COMINGS AND GOINGS
Crown changes heads at one of London's biggest fintech firms.
Taavet Hinrikus will be stepping down as CEO of UK-based Transferwise, just months after he said he would relocate the company’s HQ to the EU mainland. While this fits the Brexit doomsday scenarios of fintech start-ups fleeing the UK, new financings by Receipt Bank, Soldo, Tide, Curve and Revolut demonstrate that Britannia remains fertile fintech ground.
COMPANY OF NOTE

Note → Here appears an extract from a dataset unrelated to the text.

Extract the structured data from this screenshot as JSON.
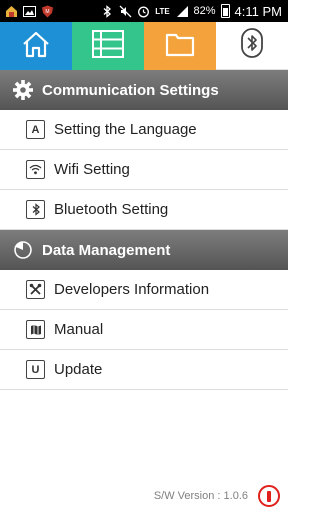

Silvernest is one of several home-sharing platforms connecting homeowners with roommates. But what’s distinctive about the Denver-based company is that it’s riding multiple powerful trends affecting the US economy. According to CEO and co-founder Wendi Burkhardt, the typical homeowner who posts a room for rent on Silvernest is a female baby boomer, often unmarried, who finds herself long on spare rooms and short on companions. Renters, meanwhile, average 40 years old and are looking for an economical place to live in desirable US areas. With 50% percent of baby boomers having saved less than $100,000 for retirement (PwC) and the cost of aging skyrocketing, it’s easy to see why an empty nester would wish to turn an extra room into an income source. The acute problems for a generation who didn’t grow up meeting people online, though, relate to the understandable concerns over renter trustworthiness and safety. Enter Silvernest, which emphasizes a background and diligence check as core to its offering. “Several studies by AARP show that living in isolation can be more hazardous to one’s health than smoking 15 cigarettes per day,” said Burkhardt. “With Silvernest, homeowners and renters can rest assured in knowing that parties can come together in a way that maximizes the security of all parties involved.”
Quote of the Week
“Never get into a wrestling match with a pig. You both get dirty, and the pig likes it.”
~ Senator John McCain